Captain John Kendrick was from a sea-faring family. He was born in 1740, the son of a whaling vessel master (via Historic Mysteries). He began his adult life aboard a whaling ship himself, sailing out of St. Lawrence and later Orleans, Massachusetts. During this time of his life, he developed strong relationships with several of the Indigenous tribes in the area. The loyalties here would lead him to fight on their side during the Seven Years’ War in a militia.
After the contingent of Colonists and the British defeated French forces in the war, hostilities began to grow between the Crown and the colonies. The book “Morning Fire: John Kendrick’s Daring American Odyssey in the Pacific” reveals that Kendrick, too, was still not a fan of England. According to “Morning Fire” author Scott Ridley, Kendrick was in staunch opposition to both the Townsend Acts and the Stamp Act and was becoming a fixture at Boston tea houses and taverns where he shared his animosity with other dissenters. Historic Mysteries reports that Kendrick took part in the infamous Boston Tea Party when the Sons of Liberty boarded vessels and dumped British tea into the bay.

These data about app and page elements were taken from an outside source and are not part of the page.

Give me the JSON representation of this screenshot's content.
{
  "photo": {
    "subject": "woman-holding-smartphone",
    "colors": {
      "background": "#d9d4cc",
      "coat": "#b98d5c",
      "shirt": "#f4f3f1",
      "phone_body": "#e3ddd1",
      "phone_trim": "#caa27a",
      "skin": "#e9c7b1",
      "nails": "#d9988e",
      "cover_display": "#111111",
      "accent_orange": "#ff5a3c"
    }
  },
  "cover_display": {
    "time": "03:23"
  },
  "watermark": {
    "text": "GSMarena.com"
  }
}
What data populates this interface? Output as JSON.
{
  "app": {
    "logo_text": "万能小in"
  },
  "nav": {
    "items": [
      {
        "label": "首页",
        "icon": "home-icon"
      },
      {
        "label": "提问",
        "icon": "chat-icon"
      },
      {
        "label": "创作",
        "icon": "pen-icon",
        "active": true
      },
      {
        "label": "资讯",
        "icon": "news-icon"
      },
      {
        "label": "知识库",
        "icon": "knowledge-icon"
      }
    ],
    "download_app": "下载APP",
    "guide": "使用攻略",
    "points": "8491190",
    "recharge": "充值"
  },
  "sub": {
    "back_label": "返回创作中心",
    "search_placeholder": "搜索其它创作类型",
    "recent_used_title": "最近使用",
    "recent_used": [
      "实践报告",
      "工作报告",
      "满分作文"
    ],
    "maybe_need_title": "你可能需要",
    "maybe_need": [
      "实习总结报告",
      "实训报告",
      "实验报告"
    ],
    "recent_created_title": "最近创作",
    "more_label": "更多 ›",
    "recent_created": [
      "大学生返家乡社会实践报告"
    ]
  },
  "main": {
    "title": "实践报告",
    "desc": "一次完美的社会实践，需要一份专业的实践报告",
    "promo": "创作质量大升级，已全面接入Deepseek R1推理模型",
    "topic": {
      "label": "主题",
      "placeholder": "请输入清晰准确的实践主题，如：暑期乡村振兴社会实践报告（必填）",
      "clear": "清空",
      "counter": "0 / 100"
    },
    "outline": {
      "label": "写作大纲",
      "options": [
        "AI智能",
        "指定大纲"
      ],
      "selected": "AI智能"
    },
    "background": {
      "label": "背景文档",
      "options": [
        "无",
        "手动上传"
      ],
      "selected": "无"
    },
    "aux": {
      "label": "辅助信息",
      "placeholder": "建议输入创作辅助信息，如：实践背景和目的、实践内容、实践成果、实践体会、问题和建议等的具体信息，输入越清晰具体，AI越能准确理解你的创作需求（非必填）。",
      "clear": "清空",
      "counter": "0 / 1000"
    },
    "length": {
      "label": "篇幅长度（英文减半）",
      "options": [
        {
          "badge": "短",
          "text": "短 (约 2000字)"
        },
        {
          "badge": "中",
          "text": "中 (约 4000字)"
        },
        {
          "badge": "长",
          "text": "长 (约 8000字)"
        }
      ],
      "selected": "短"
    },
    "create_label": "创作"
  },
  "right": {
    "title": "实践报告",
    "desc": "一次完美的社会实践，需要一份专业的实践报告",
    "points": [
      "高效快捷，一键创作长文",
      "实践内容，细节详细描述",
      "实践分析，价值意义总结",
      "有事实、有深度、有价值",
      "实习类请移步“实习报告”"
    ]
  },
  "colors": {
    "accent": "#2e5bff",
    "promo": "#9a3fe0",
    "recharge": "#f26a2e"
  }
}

Kendrick put his vocation to great use for the rebellious colonists after independence was declared. He was commissioned as a commander of a ship by the Continental Navy in 1777 and led his crew on successful missions to disrupt British supply lines. These victories at sea led to Kendrick being welcomed home as a hero of the war in 1778.